Friday, April 17, 2009

Dreaming of Androids

Today I received my new HTC Dream, a.k.a. the T-Mobile G1, running Google's Android OS, and it kicks the iPhone's sorry ass.

How is it better, you ask?

1. It has more than one farking button. In fact, it has a full QWERTY keyboard.
2. It took only four taps to enable installation of "unofficial" applications. No jailbreaking needed.
3. It can run more than one goddamn app at a time.
4. I don't need to pay 99 bucks to distribute an app.
5. I don't need to send it in just to change the battery.
6. If I lose the data cable, I have a crapton of USB mini-B cables lying around that will work just as well.

And what does the iPhone have that the G1 doesn't?

1. Multitouch. Ooh, look, I can squeeze the page and it gets smaller. Big whoop.
2. A half-eaten piece of fruit stenciled on the back.
3. An aura of smugness.

iPhone fanboys, flame away.

1 comment:

Anonymous said...

So, I wasn't an iphone fanboy (I still don't own one), until recently, when a buddy told me how much money he made on a very simple app. I became an "i wanna make an app and get rich" fanboy.

At any rate, I can address each of your points from a non-fanboy POV (and the POV of someone who is studying the sdk in order to cash in).

1) it has one useful button that changes function depending upon what's most logical at the time, vs many tiny buttons that I'm not sure I have the patience for. It also has a multi-touch screen, that (admittedly) some ham-handed users have said don't work well for them. I seem to have no trouble when I borrow one for a moment.
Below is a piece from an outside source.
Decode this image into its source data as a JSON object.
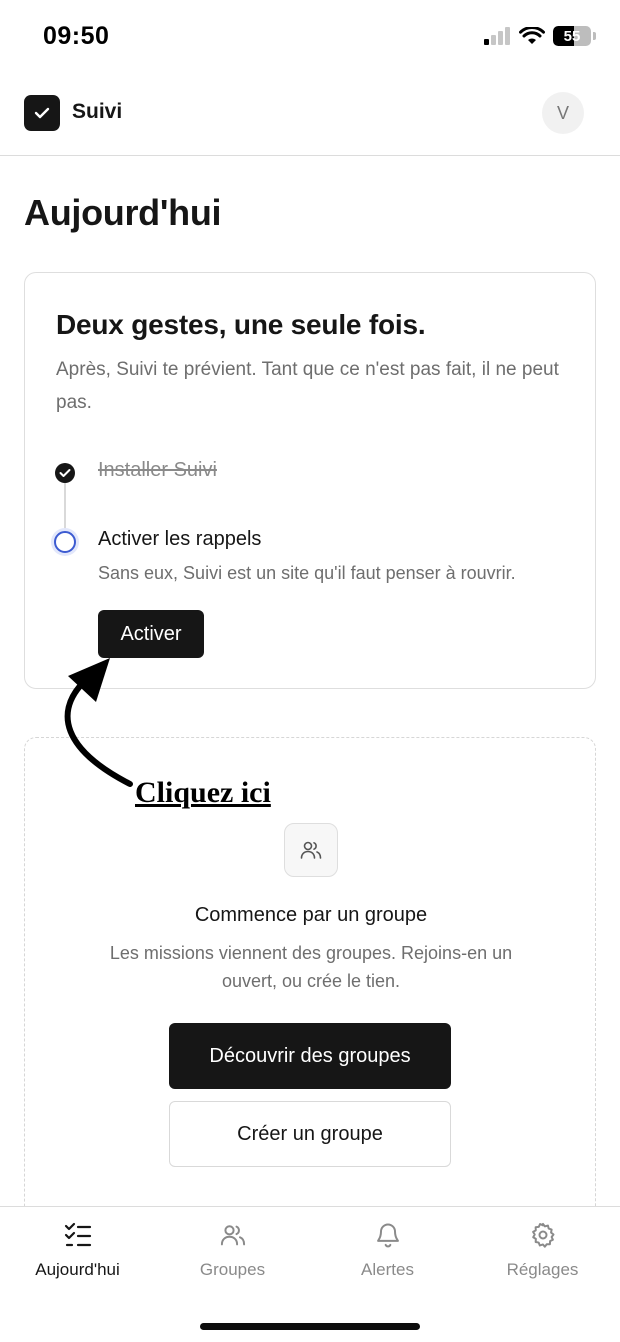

2) I'm annoyed by Apple's policies. I'm not going to say Steve is right when he says the andriods store is a 'porn store', but I've heard that it's really hard not to trip over porn apps (to the tune of 50%+).

3. Fixed in the current release. The iPhone has some decent state-saving tricks that they urge(d) developers to use, to save on system resources, so that it really seems like you're picking up where you left off (because you're actually picking up where you left off). Developers also can push events to the iPhone OS (from a server), so you could make it seem like your app was working and waiting for you. While this isn't perfect, it wasn't bad. Of course, less of this is relevant -- but if developers use better tricks, end users can experience good results and better battery life. Then again, I was also the guy who wanted programmers to program responsibly, so that we could keep cooperative multitasking back in the day.

4) Somehow this isn't the hindrance it would seem at first glance. If it were, there wouldn't be so many people lining up to pay it, or to pay for apps on the store. I'm betting that I can make that money back. (for what it's worth, it's $300 if you do it with a company name vs a personal name - and I think I can make *that* money back, too).

5) Yeah, that's sucky.

6) I don't own an iPhone, but somehow I have 2 of the cables... I guess one for my ipod and one for my wife's ipod... I'm not sure this is an issue for everyone the same way it is for you.

7) You didn't address Flash, but I'll respond to it anyway. The POV is "Flash wastes batteries -- you can use our frameworks to do what you want far more efficiently" added to "Flash crashes - 90% of crashing in web browsers id due to Flash" -- there were some interesting threads after a VP at Adobe denied crashing bugs (the internet pretty much said "yeah right" and proved the opposite). I wish apple and adobe would play nicely, and I think they both get some of the blame on this one. Even if Adobe had a perfect product (which I'll agree with apple they don't) I'm not sure Apple would play ball.

Anyway, what I'm complaining about, personally, is Cocoa. It's warping my brain. But if development continues at this pace, I'll be forced into iPhone ownership, perhaps around the same time as the next release. Otherwise, I would continue on with my "it's just a phone, it can make a call if I mash upon the buttons in the right order" phone - complete with cracked case, qwerty or no qwerty.